Chad President Mahamat Idriss Deby Itno on Thursday opened his country's first embassy in Israel, four years after the countries renewed ties following a decades-long rupture, an Israeli statement said.
Prime Minister Benjamin Netanyahu's office called the embassy's inauguration in Ramat Gan near Tel Aviv "a historic moment".
Netanyahu said in 2020 that he had discussed "the possibility of opening an embassy in Jerusalem" with a Chadian delegation.
That would have been a coup for the right-winger who has been pressing foreign governments to set up their embassies in the city since then-president Donald Trump moved the US embassy in 2018 in a controversial move that sparked outrage and anger among Palestinians.
It appears Chad opted to follow the vast majority of the international community and open its embassy in Tel Aviv instead. The move is still highly controversial given the consensus among most Arab and Muslim-majority to not normalise ties with Israel until an independent Palestinian state is established.
A number of Arab states though have established diplomatic ties with Israel, including the UAE, Morocco and Bahrain - drawing widespread anger from Palestinians as well as disapproval from the majority of the Arab public, according to opinion polls.

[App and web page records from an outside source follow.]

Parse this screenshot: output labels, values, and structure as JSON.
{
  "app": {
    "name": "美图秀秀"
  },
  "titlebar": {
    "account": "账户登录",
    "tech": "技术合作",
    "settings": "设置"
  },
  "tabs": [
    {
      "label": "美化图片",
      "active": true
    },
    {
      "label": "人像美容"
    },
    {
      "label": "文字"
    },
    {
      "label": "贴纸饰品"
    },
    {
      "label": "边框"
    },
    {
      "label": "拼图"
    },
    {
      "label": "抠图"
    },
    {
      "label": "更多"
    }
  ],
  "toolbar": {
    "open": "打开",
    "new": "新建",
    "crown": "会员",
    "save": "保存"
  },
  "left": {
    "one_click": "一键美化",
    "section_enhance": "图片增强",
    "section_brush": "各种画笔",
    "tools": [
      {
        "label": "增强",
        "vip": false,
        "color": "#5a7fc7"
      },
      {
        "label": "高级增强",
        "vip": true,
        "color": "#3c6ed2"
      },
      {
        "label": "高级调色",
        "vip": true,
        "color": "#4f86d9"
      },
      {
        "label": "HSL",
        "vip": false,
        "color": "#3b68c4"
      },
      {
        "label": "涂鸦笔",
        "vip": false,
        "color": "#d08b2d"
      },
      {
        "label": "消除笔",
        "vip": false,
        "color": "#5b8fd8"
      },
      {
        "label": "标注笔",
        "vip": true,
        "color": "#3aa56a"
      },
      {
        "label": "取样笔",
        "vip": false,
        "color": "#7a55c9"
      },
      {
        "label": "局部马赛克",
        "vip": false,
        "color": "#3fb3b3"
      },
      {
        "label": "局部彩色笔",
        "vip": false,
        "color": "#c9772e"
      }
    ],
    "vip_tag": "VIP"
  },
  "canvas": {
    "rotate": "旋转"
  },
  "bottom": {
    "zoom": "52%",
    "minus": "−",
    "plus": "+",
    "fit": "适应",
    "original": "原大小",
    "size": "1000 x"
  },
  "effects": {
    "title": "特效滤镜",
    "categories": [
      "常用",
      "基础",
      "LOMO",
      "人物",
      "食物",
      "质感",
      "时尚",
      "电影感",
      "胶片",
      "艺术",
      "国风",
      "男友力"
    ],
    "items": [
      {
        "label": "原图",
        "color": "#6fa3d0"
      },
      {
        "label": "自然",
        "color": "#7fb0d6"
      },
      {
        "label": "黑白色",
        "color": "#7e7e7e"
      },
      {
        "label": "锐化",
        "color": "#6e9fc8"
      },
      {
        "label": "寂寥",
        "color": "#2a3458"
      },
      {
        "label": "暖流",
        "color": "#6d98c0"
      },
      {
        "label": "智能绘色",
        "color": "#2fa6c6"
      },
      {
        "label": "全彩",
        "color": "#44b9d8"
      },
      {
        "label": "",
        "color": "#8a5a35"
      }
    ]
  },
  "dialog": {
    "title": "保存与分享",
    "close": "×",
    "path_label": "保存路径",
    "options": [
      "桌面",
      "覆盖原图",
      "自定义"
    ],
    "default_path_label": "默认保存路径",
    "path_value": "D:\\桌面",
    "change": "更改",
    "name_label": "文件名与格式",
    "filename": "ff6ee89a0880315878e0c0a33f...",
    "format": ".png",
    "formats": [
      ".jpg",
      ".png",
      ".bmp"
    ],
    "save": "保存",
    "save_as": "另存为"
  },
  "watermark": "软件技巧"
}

President Deby arrived in Israel on Tuesday for a 48-hour state visit, which included meeting with Netanyahu as well as the head of Israel's Mossad spy agency, David Barnea.
Deby also visited the holy Al-Aqsa Mosque under the protection of Israeli security forces, one day before the embassy's inauguration. The visit drew condemnation from Hamas, who labelled the move as a a "great provocation" and a symbol of "the denial of Palestinian people's rights and the feelings of the families of the martyrs and prisoners".
Hamas also slammed Deby’s decision to inaugurate Chad's embassy in Israel.
Following their meeting on Thursday, Netanyahu said: "We are strengthening our friendship and our common interests in pursuing peace, security and prosperity."
Israel recognised Chad when it declared independence from France in 1960 and by 1962 had opened an embassy in the capital N'djamena.
However, ties between Israel and Chad were severed in 1972 in the wake of the Arab-Israeli wars of 1967 and 1973, which led a number of African states to cut ties with Israel.
In recent years, Israel has highlighted areas of cooperation ranging from security to technology and agriculture to improve ties on the continent.
In a 2019 visit to Chad, Netanyahu and Deby announced a resumption of diplomatic relations. Meanwhile, an Israeli ambassador - the first in nearly 50 years - arrived in N'djamena in May last year.
One of the world's poorest countries, Chad is not an Arab League member state but belongs to the Organization of Islamic Cooperation (OIC).
The embassy's opening comes as Palestinians continue to be subjected to Israeli violence. At least 36 Palestinians have been killed so far this year, while Israel recently launched multiple airstrikes on the impoverished Gaza enclave, which it has besieged for over 15 years.